When she graduates from Princeton University in May, Alaska native Lilith Wood will begin an unusual journey: a trip through America’s fishing towns to write a book about women who fish for a living.

Wood, from Petersburg, Alaska, has won this year’s Martin A. Dale Fellowship, a $20,000 grant meant to allow an outstanding Princeton senior to pursue a year-long independent project.

Never one to follow conventional paths, Wood is majoring in ecology and evolutionary biology, loves science and history, and plans to be a writer. Through the Dale Fellowship, Wood will have a unique opportunity to pull those interests together.

In her application, selected by a committee of Princeton deans, faculty members and administrators, Wood proposed traveling the U.S. coasts, talking to women who make a living fishing and weaving their stories into a book. The central person in the book will be a family friend, an 80-year-old woman who was a successful commercial fisherwoman in Alaska.

"I grew up playing on fish cannery equipment, so it's kind of in my blood," Wood explains. While at Princeton, Wood spent her summers back in Alaska working at fishing operations and canneries.

"I will be as much a character in my book as the fishingwomen," Wood wrote in her proposal. "It will be a piece of creative non-fiction. It will be the story of an Alaskan kid who travels the coastline of America in the year 2000, to talk with the women who harvest the oceans."

At Princeton, Wood has written articles for the Nassau Weekly, Vigil, Princeton Journal of Foreign Affairs and the Alumni Weekly. She was prose editor of Vent literary magazine and managing editor of the Princeton Journal of Foreign Affairs.

In her writing and coursework, Wood has drawn on her experience growing up in Petersburg, a small fishing town.

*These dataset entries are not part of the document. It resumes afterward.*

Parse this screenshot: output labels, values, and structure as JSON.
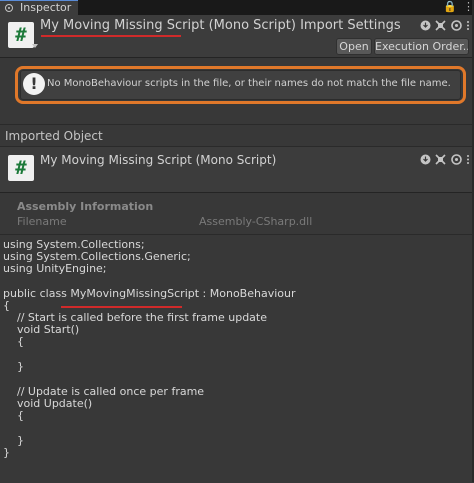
{
  "tab": {
    "label": "Inspector",
    "lock": "🔒",
    "menu": "⋮"
  },
  "header": {
    "icon_glyph": "#",
    "title": "My Moving Missing Script (Mono Script) Import Settings",
    "open_label": "Open",
    "exec_label": "Execution Order..."
  },
  "warning": {
    "icon_glyph": "!",
    "text": "No MonoBehaviour scripts in the file, or their names do not match the file name."
  },
  "imported": {
    "section_label": "Imported Object",
    "icon_glyph": "#",
    "title": "My Moving Missing Script (Mono Script)"
  },
  "assembly": {
    "title": "Assembly Information",
    "filename_label": "Filename",
    "filename_value": "Assembly-CSharp.dll"
  },
  "code": {
    "lines": [
      "using System.Collections;",
      "using System.Collections.Generic;",
      "using UnityEngine;",
      "",
      "public class MyMovingMissingScript : MonoBehaviour",
      "{",
      "    // Start is called before the first frame update",
      "    void Start()",
      "    {",
      "",
      "    }",
      "",
      "    // Update is called once per frame",
      "    void Update()",
      "    {",
      "",
      "    }",
      "}"
    ]
  },
  "colors": {
    "accent_underline": "#d02a2a",
    "warning_outline": "#e0782a"
  }
}
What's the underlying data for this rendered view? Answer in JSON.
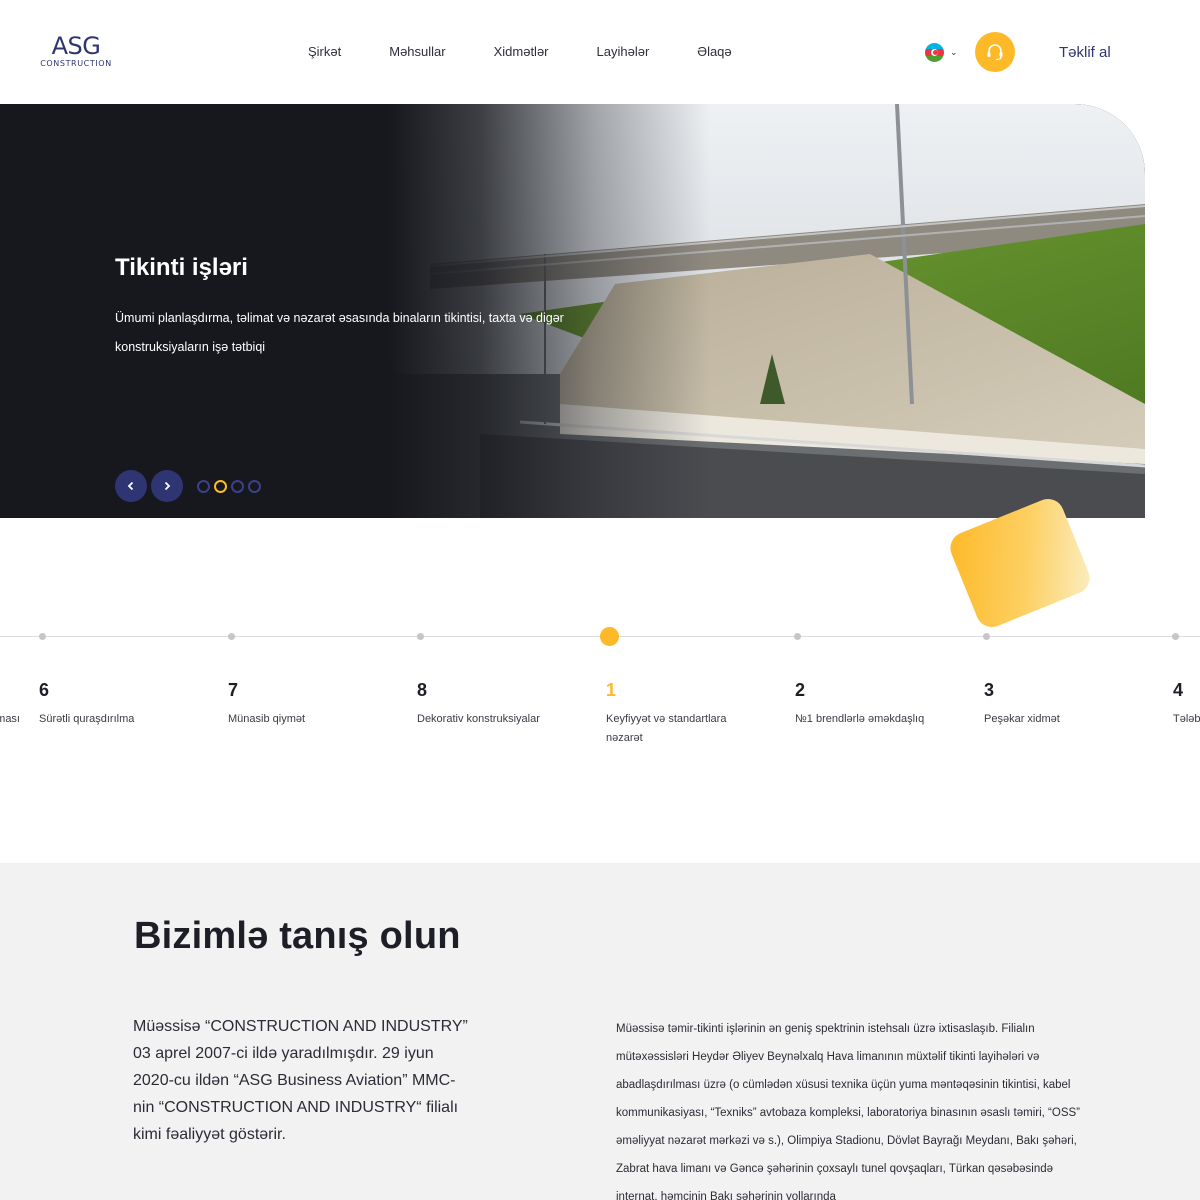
{
  "header": {
    "logo_mark": "ASG",
    "logo_sub": "CONSTRUCTION",
    "nav": [
      "Şirkət",
      "Məhsullar",
      "Xidmətlər",
      "Layihələr",
      "Əlaqə"
    ],
    "cta_label": "Təklif al",
    "accent_color": "#fdb927",
    "brand_color": "#2f3572"
  },
  "hero": {
    "title": "Tikinti işləri",
    "text": "Ümumi planlaşdırma, təlimat və nəzarət əsasında binaların tikintisi, taxta və digər konstruksiyaların işə tətbiqi",
    "slides_count": 4,
    "active_slide": 2
  },
  "timeline": {
    "items": [
      {
        "num": "",
        "label": "ması"
      },
      {
        "num": "6",
        "label": "Sürətli quraşdırılma"
      },
      {
        "num": "7",
        "label": "Münasib qiymət"
      },
      {
        "num": "8",
        "label": "Dekorativ konstruksiyalar"
      },
      {
        "num": "1",
        "label": "Keyfiyyət və standartlara nəzarət"
      },
      {
        "num": "2",
        "label": "№1 brendlərlə əməkdaşlıq"
      },
      {
        "num": "3",
        "label": "Peşəkar xidmət"
      },
      {
        "num": "4",
        "label": "Tələb"
      }
    ],
    "active_index": 4
  },
  "about": {
    "title": "Bizimlə tanış olun",
    "lead": "Müəssisə “CONSTRUCTION AND INDUSTRY” 03 aprel 2007-ci ildə yaradılmışdır. 29 iyun 2020-cu ildən “ASG Business Aviation” MMC-nin “CONSTRUCTION AND INDUSTRY“ filialı kimi fəaliyyət göstərir.",
    "body": "Müəssisə təmir-tikinti işlərinin ən geniş spektrinin istehsalı üzrə ixtisaslaşıb. Filialın mütəxəssisləri Heydər Əliyev Beynəlxalq Hava limanının müxtəlif tikinti layihələri və abadlaşdırılması üzrə (o cümlədən xüsusi texnika üçün yuma məntəqəsinin tikintisi, kabel kommunikasiyası, “Texniks” avtobaza kompleksi, laboratoriya binasının əsaslı təmiri, “OSS” əməliyyat nəzarət mərkəzi və s.), Olimpiya Stadionu, Dövlət Bayrağı Meydanı, Bakı şəhəri, Zabrat hava limanı və Gəncə şəhərinin çoxsaylı tunel qovşaqları, Türkan qəsəbəsində internat, həmçinin Bakı şəhərinin yollarında"
  }
}
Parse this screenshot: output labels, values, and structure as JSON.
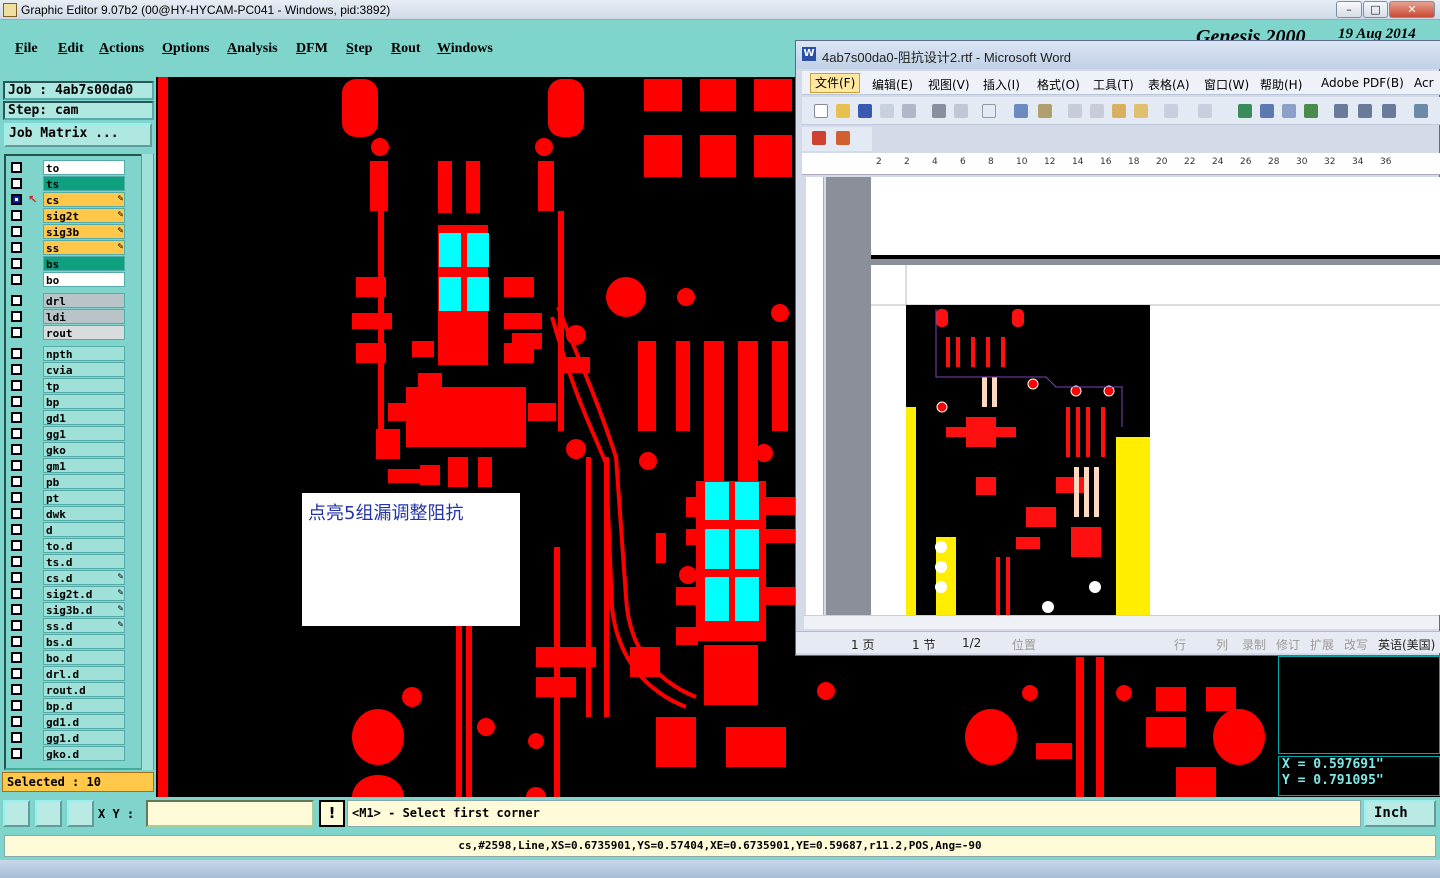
{
  "window": {
    "title": "Graphic Editor 9.07b2 (00@HY-HYCAM-PC041 - Windows, pid:3892)",
    "minimize": "–",
    "maximize": "□",
    "close": "✕"
  },
  "menu": [
    "File",
    "Edit",
    "Actions",
    "Options",
    "Analysis",
    "DFM",
    "Step",
    "Rout",
    "Windows"
  ],
  "job": {
    "job_line": "Job  :  4ab7s00da0",
    "step_line": "Step: cam",
    "matrix_button": "Job Matrix ..."
  },
  "layers": [
    {
      "name": "to",
      "color": "#ffffff",
      "active": false,
      "pen": false
    },
    {
      "name": "ts",
      "color": "#0fa080",
      "active": false,
      "pen": false
    },
    {
      "name": "cs",
      "color": "#ffc84a",
      "active": true,
      "pen": true
    },
    {
      "name": "sig2t",
      "color": "#ffc84a",
      "active": false,
      "pen": true
    },
    {
      "name": "sig3b",
      "color": "#ffc84a",
      "active": false,
      "pen": true
    },
    {
      "name": "ss",
      "color": "#ffc84a",
      "active": false,
      "pen": true
    },
    {
      "name": "bs",
      "color": "#0fa080",
      "active": false,
      "pen": false
    },
    {
      "name": "bo",
      "color": "#ffffff",
      "active": false,
      "pen": false
    },
    {
      "name": "drl",
      "color": "#b8c4c8",
      "active": false,
      "pen": false
    },
    {
      "name": "ldi",
      "color": "#b8c4c8",
      "active": false,
      "pen": false
    },
    {
      "name": "rout",
      "color": "#d8dcdc",
      "active": false,
      "pen": false
    },
    {
      "name": "npth",
      "color": "#9fe0d8",
      "active": false,
      "pen": false
    },
    {
      "name": "cvia",
      "color": "#9fe0d8",
      "active": false,
      "pen": false
    },
    {
      "name": "tp",
      "color": "#9fe0d8",
      "active": false,
      "pen": false
    },
    {
      "name": "bp",
      "color": "#9fe0d8",
      "active": false,
      "pen": false
    },
    {
      "name": "gd1",
      "color": "#9fe0d8",
      "active": false,
      "pen": false
    },
    {
      "name": "gg1",
      "color": "#9fe0d8",
      "active": false,
      "pen": false
    },
    {
      "name": "gko",
      "color": "#9fe0d8",
      "active": false,
      "pen": false
    },
    {
      "name": "gm1",
      "color": "#9fe0d8",
      "active": false,
      "pen": false
    },
    {
      "name": "pb",
      "color": "#9fe0d8",
      "active": false,
      "pen": false
    },
    {
      "name": "pt",
      "color": "#9fe0d8",
      "active": false,
      "pen": false
    },
    {
      "name": "dwk",
      "color": "#9fe0d8",
      "active": false,
      "pen": false
    },
    {
      "name": "d",
      "color": "#9fe0d8",
      "active": false,
      "pen": false
    },
    {
      "name": "to.d",
      "color": "#9fe0d8",
      "active": false,
      "pen": false
    },
    {
      "name": "ts.d",
      "color": "#9fe0d8",
      "active": false,
      "pen": false
    },
    {
      "name": "cs.d",
      "color": "#9fe0d8",
      "active": false,
      "pen": true
    },
    {
      "name": "sig2t.d",
      "color": "#9fe0d8",
      "active": false,
      "pen": true
    },
    {
      "name": "sig3b.d",
      "color": "#9fe0d8",
      "active": false,
      "pen": true
    },
    {
      "name": "ss.d",
      "color": "#9fe0d8",
      "active": false,
      "pen": true
    },
    {
      "name": "bs.d",
      "color": "#9fe0d8",
      "active": false,
      "pen": false
    },
    {
      "name": "bo.d",
      "color": "#9fe0d8",
      "active": false,
      "pen": false
    },
    {
      "name": "drl.d",
      "color": "#9fe0d8",
      "active": false,
      "pen": false
    },
    {
      "name": "rout.d",
      "color": "#9fe0d8",
      "active": false,
      "pen": false
    },
    {
      "name": "bp.d",
      "color": "#9fe0d8",
      "active": false,
      "pen": false
    },
    {
      "name": "gd1.d",
      "color": "#9fe0d8",
      "active": false,
      "pen": false
    },
    {
      "name": "gg1.d",
      "color": "#9fe0d8",
      "active": false,
      "pen": false
    },
    {
      "name": "gko.d",
      "color": "#9fe0d8",
      "active": false,
      "pen": false
    }
  ],
  "selected_label": "Selected : 10",
  "note_text": "点亮5组漏调整阻抗",
  "genesis": {
    "brand": "Genesis 2000",
    "date": "19 Aug 2014"
  },
  "word": {
    "title": "4ab7s00da0-阻抗设计2.rtf - Microsoft Word",
    "icon": "W",
    "menu": [
      "文件(F)",
      "编辑(E)",
      "视图(V)",
      "插入(I)",
      "格式(O)",
      "工具(T)",
      "表格(A)",
      "窗口(W)",
      "帮助(H)",
      "Adobe PDF(B)",
      "Acr"
    ],
    "ruler": [
      "2",
      "2",
      "4",
      "6",
      "8",
      "10",
      "12",
      "14",
      "16",
      "18",
      "20",
      "22",
      "24",
      "26",
      "28",
      "30",
      "32",
      "34",
      "36"
    ],
    "status": {
      "page": "1 页",
      "section": "1 节",
      "pages": "1/2",
      "position": "位置",
      "line": "行",
      "column": "列",
      "rec": "录制",
      "rev": "修订",
      "ext": "扩展",
      "ovr": "改写",
      "lang": "英语(美国)"
    }
  },
  "coords": {
    "x": "X  =  0.597691\"",
    "y": "Y  =  0.791095\""
  },
  "bottom": {
    "xy_label": "X Y :",
    "xy_value": "",
    "excl": "!",
    "prompt": "<M1> - Select first corner",
    "units": "Inch"
  },
  "status_line": "cs,#2598,Line,XS=0.6735901,YS=0.57404,XE=0.6735901,YE=0.59687,r11.2,POS,Ang=-90",
  "colors": {
    "copper": "#ff0000",
    "selected": "#00ffff",
    "background": "#000000"
  }
}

Her senior thesis, for example, is titled "A Natural History of Peat Bogs," and explores the ecosystem of the peat bogs that surround Petersburg.